Market view: A smarter business model

Customers love the smart home idea, the technology is advancing rapidly and agile startups are eating into the energy market. Yunus Ozler and Jonathan Carr set out what smart incumbents should do.

Connected home technologies are seeing a surge in prominence following the launch of products such as Apple’s Home app (to control HomeKit-enabled devices), Google Home and Amazon Echo in the UK. This activity drives mass awareness and the appeal of connected home solutions that can control domestic appliances such as lights, heating and security and spot likely faults before they happen. Forecasts that up to 8 million UK homes will have connected systems within four years look like they are on the money.

Connected home solutions present a new opportunity for established energy suppliers searching for growth and ways to differentiate against price-focused independent competitors. With these technologies becoming mainstream and more affordable, utilities can start to play a broader and more valuable role in their customers’ lives.

This could take the form of utilities helping customers save money by offering them insights into their appliance consumption or auto-optimising their heating and lighting. Remote diagnostics could offer peace of mind and cut boiler repair costs. Device upgrades could be enabled through a mobile-style contract with energy tariffs. All this will, in turn, drive increased customer loyalty.

But energy companies must act fast to seize the window of opportunity. Close to two-thirds of customers are interested in smart systems for managing energy. With smart heating and controls as the starting point for many, 40 per cent of interested customers would trust a utility company to provide this service. Increasing competition from outside the energy market will only dilute this level of interest. At the same time, the enabling technology is evolving fast, moving from single-device or category producers to global platform solutions that can support a host of devices and assist control through voice activation or an app. To compete, energy companies will need to gain a strong foothold in the market.

In the past two years, competition has hotted up. The British Gas Hive range now includes lights and plugs as well as smart thermostats, Samsung bought SmartThings for around $200 million, Nest has created a platform where different providers’ products can work together, and telecoms company O2 has partnered with AT&T Digital Life to trial their own connected home offering.

Companies should take immediate advantage of the smart meter opportunity. By 2020, every home in the UK will have one, allowing suppliers to engage existing customers in transforming energy into a digitally managed service. Energy providers should also look for strategic partners in industries such as security to provide managed household services. This might come in the form of analytics to highlight where heater repairs are needed, while security and safety monitors could flag when home alarms should be reset or adjusted. Customers would have to pay upfront costs for devices and installations, but they would ultimately capture savings and enjoy lower insurance premiums.

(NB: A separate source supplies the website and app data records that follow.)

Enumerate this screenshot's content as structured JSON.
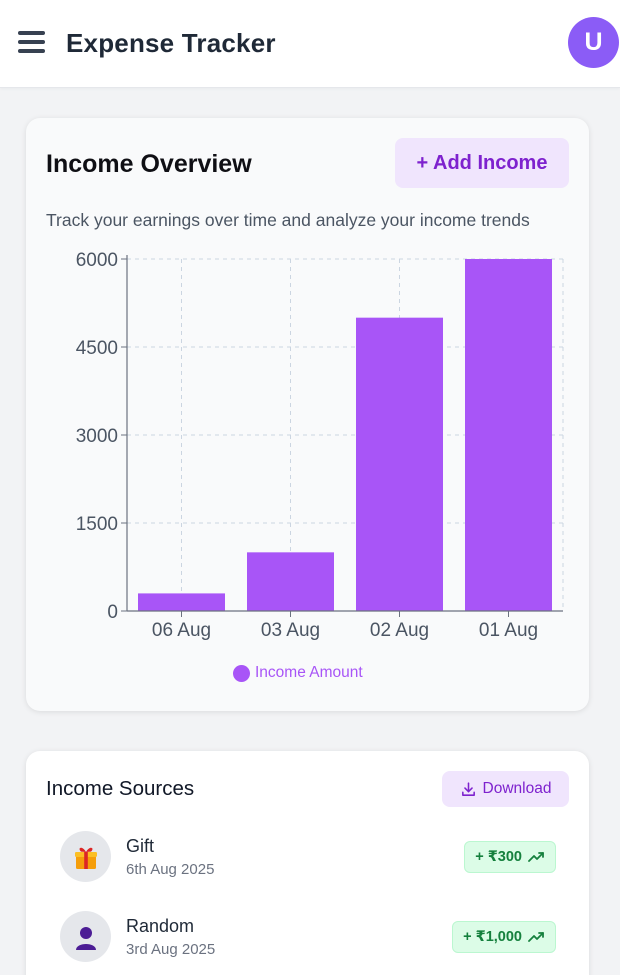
{
  "header": {
    "menu_icon": "hamburger-menu-icon",
    "title": "Expense Tracker",
    "avatar_initial": "U"
  },
  "overview": {
    "title": "Income Overview",
    "add_button": "+ Add Income",
    "subtitle": "Track your earnings over time and analyze your income trends"
  },
  "chart_data": {
    "type": "bar",
    "categories": [
      "06 Aug",
      "03 Aug",
      "02 Aug",
      "01 Aug"
    ],
    "series": [
      {
        "name": "Income Amount",
        "values": [
          300,
          1000,
          5000,
          6000
        ],
        "color": "#a855f7"
      }
    ],
    "y_ticks": [
      "0",
      "1500",
      "3000",
      "4500",
      "6000"
    ],
    "ylim": [
      0,
      6000
    ],
    "grid": true,
    "legend_position": "bottom"
  },
  "sources": {
    "title": "Income Sources",
    "download_label": "Download",
    "items": [
      {
        "name": "Gift",
        "date": "6th Aug 2025",
        "amount": "+ ₹300",
        "icon": "gift-icon"
      },
      {
        "name": "Random",
        "date": "3rd Aug 2025",
        "amount": "+ ₹1,000",
        "icon": "person-icon"
      }
    ]
  },
  "colors": {
    "accent": "#8b5cf6",
    "bar": "#a855f7",
    "positive": "#15803d"
  }
}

Energy companies increasingly see more digitally focused and agile rivals eating into their market share. These are exactly the kinds of businesses they should be looking to emulate. To make the most of the connected home market, they need to think like startups and not incumbents. Opportunistic and flexible business models are essential as connected home products will continuously evolve with the technology. Choosing the right technologies is also key. Companies need to be designing for the “day after tomorrow” to ensure their solutions are compatible with future technology.

To succeed in an uncertain market, it’s important to look for long-term value and to manage expectations around short-term gains. Critically, businesses should allow agile and innovative operating models to experiment and adapt rapidly to changing customer needs, technologies and competition. Nurturing innovation while integrating it with the core business represents a considerable challenge. Some failures will be inevitable, and the key will be to fail fast but still have the support of the wider business.

Firms that lag behind will find themselves left with more commoditised, smaller and lower-margin businesses. Those that act first will capitalise on the opportunities and use them as a platform for growth in new and increasingly affordable technology areas.